_Problem details_:
For each line below that includes the string "section", show the whole line.
Working data START
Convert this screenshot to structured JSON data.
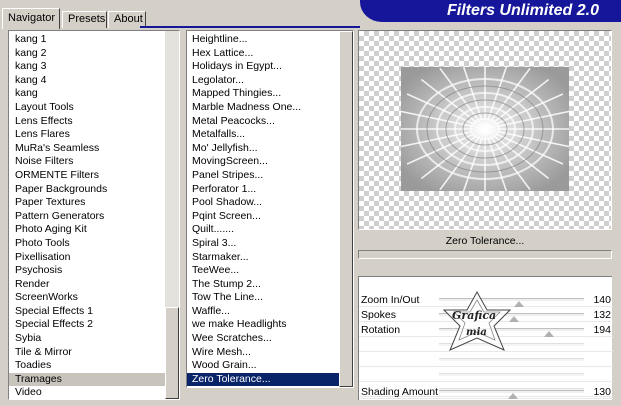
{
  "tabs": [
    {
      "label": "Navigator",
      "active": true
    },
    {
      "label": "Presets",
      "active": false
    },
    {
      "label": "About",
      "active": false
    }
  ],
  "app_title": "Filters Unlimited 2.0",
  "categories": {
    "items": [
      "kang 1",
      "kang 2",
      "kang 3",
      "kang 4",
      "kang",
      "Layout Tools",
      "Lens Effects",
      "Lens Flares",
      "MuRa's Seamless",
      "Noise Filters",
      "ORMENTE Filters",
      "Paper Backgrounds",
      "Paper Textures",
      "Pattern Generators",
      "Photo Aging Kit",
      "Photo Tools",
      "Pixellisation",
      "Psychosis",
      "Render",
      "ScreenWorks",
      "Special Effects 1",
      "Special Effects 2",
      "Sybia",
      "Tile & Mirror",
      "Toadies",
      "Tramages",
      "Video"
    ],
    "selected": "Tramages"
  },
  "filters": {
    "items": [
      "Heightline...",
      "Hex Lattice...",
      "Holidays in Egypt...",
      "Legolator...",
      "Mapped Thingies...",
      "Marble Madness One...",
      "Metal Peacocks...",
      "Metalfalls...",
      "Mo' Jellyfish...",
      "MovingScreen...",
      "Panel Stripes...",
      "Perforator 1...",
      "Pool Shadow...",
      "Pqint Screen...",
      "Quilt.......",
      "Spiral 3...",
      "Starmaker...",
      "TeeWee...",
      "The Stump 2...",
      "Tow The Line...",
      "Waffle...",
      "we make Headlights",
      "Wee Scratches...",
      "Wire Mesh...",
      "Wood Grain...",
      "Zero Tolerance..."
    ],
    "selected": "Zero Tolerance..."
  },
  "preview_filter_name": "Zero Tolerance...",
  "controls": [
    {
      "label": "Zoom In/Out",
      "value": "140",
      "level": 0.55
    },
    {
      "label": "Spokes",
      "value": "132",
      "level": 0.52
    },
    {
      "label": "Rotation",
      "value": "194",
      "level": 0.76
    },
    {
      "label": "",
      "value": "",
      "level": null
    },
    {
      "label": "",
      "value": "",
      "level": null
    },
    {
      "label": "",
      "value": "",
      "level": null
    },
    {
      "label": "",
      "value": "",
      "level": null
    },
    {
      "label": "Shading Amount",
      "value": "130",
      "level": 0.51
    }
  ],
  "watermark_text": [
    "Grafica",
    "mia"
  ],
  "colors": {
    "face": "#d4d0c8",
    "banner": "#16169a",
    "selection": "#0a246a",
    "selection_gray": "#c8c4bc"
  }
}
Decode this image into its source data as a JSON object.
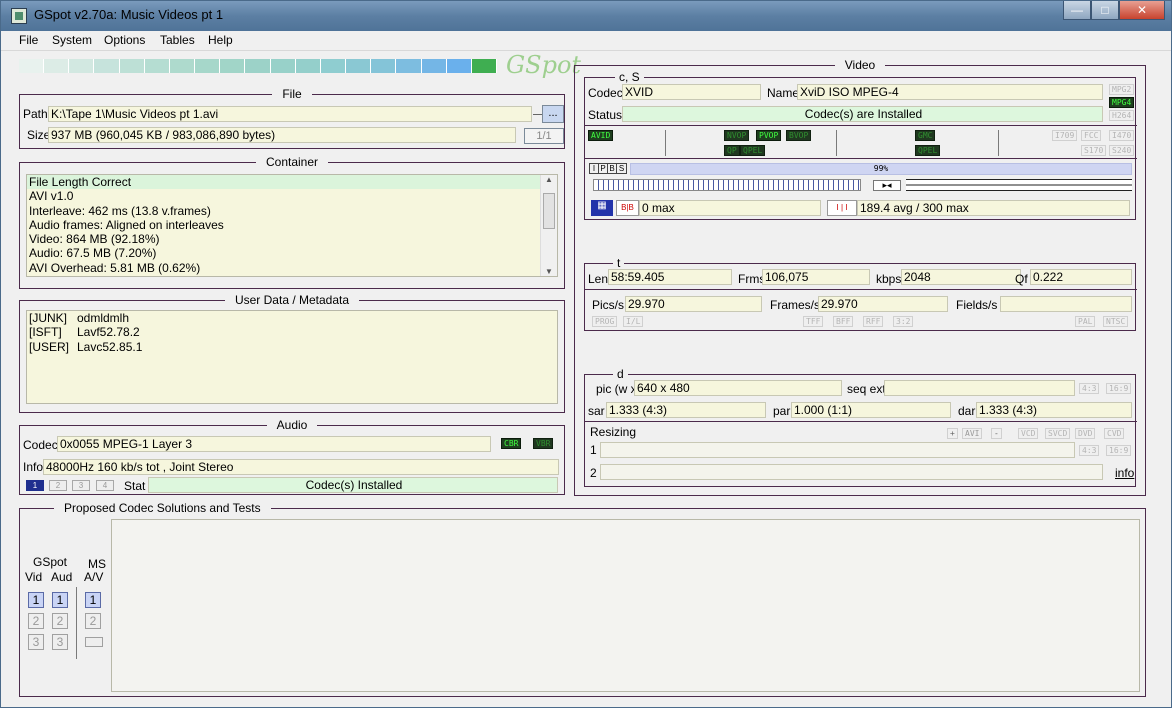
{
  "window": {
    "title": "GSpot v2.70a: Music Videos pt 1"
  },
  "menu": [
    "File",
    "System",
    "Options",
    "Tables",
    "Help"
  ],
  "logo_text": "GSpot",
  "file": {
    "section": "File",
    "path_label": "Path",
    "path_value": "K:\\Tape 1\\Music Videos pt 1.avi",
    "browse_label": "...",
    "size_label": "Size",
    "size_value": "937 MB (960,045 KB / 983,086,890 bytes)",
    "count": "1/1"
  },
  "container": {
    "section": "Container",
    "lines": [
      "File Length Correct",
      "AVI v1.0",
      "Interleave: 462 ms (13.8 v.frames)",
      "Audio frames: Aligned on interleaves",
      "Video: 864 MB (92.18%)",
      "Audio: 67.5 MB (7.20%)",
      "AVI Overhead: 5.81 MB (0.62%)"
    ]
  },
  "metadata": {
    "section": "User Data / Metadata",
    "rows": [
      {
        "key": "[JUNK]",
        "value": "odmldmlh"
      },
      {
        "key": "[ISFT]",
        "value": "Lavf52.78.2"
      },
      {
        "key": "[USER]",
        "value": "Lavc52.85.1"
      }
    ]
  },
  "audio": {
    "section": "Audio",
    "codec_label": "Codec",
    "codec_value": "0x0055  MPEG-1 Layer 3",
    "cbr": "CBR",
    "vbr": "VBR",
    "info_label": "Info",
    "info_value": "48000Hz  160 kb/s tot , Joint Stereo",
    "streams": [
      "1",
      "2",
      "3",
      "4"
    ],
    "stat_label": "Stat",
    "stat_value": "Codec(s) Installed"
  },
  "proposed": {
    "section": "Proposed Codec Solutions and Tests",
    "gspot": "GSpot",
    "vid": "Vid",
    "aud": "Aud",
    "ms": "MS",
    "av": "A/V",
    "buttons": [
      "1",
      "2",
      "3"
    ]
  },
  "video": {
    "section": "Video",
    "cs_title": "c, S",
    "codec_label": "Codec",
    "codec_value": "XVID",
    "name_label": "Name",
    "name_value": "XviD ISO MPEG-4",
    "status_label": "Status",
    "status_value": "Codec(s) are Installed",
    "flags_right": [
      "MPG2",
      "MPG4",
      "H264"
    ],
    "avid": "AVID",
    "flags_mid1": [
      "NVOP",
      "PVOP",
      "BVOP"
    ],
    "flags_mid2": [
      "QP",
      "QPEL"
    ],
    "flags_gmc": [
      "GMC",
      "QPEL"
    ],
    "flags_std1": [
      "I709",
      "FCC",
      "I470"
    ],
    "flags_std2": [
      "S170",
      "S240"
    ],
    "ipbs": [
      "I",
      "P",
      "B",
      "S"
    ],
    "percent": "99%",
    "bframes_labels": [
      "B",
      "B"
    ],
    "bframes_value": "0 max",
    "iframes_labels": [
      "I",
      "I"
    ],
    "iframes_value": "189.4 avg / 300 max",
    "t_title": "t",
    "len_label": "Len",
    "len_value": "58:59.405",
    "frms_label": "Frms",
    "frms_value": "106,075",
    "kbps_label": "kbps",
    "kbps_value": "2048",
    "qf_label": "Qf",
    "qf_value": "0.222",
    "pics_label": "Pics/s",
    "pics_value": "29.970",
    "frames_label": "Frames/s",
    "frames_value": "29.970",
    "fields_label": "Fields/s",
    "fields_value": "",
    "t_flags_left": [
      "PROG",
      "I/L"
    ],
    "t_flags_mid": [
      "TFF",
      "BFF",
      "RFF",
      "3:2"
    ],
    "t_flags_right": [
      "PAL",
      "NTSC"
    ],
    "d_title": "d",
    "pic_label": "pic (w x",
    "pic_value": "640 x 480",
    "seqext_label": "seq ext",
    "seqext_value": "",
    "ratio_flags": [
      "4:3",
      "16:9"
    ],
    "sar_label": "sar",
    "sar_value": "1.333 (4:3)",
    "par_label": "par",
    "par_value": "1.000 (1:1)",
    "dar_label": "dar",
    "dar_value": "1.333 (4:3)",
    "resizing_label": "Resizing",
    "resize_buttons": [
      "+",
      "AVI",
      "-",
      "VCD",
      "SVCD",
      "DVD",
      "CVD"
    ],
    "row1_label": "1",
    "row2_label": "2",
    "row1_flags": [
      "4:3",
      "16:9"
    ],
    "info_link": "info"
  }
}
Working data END
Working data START
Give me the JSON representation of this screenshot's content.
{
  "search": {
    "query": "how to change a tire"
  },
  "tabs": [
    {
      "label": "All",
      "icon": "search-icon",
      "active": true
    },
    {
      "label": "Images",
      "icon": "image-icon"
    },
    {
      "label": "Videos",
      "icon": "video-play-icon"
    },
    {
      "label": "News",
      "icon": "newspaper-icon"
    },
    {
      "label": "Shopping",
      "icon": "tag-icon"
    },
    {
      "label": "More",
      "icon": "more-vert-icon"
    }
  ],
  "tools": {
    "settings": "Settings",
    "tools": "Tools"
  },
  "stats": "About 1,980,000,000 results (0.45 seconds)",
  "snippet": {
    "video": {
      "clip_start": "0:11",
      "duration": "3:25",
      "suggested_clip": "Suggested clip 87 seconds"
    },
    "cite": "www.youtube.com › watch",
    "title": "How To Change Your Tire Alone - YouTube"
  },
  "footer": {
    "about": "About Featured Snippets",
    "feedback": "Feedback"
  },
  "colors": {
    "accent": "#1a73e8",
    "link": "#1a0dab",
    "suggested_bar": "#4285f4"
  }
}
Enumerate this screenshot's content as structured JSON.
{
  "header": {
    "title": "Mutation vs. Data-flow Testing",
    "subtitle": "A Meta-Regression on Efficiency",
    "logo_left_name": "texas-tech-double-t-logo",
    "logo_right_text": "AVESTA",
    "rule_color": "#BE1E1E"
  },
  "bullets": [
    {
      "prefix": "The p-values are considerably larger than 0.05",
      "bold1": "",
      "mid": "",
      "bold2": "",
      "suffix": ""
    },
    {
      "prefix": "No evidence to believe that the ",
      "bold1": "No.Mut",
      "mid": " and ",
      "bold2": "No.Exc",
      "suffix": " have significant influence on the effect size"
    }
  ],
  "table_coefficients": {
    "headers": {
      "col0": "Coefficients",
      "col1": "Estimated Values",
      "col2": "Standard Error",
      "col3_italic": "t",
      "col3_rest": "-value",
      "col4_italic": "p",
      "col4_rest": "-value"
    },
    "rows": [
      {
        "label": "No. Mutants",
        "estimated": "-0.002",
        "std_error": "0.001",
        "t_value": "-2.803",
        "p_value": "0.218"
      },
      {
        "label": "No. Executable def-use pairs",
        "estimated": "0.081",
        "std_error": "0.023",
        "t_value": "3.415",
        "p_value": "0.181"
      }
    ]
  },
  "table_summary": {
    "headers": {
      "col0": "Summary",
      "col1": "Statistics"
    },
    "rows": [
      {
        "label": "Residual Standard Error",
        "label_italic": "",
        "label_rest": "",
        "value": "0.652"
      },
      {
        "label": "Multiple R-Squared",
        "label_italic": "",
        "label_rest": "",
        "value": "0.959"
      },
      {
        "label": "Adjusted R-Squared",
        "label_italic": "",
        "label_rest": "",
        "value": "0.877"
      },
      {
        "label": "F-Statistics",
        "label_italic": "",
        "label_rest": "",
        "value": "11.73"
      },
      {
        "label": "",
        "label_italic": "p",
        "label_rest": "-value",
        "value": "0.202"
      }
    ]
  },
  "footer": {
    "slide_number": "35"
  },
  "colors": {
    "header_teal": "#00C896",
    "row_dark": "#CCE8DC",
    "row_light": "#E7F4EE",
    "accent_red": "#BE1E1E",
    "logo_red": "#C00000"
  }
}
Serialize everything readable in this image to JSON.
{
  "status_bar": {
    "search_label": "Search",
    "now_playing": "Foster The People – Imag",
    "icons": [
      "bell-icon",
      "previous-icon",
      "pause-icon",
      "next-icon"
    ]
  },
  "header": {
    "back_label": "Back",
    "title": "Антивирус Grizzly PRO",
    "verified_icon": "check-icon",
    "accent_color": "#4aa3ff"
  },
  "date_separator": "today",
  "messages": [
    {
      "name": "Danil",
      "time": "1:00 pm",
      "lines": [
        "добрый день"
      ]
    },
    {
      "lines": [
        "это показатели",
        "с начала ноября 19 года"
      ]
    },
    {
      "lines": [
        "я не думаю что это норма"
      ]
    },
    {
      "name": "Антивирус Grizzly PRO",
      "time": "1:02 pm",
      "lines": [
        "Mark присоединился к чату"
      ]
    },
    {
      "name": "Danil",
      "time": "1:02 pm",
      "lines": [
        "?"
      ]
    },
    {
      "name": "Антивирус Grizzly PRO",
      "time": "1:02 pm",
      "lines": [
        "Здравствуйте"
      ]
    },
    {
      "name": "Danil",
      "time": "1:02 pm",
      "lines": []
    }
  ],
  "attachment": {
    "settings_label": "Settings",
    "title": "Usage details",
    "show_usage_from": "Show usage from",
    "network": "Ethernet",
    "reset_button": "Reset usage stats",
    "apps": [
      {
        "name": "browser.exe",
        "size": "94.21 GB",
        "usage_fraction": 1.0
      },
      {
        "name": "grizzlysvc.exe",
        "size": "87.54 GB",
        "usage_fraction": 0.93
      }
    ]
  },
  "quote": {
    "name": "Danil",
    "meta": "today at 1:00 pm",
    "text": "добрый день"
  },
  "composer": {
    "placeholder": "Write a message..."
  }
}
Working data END
_Output for this exercise_:
    "section": "File",
    "section": "Container",
    "section": "User Data / Metadata",
    "section": "Audio",
    "section": "Proposed Codec Solutions and Tests",
    "section": "Video",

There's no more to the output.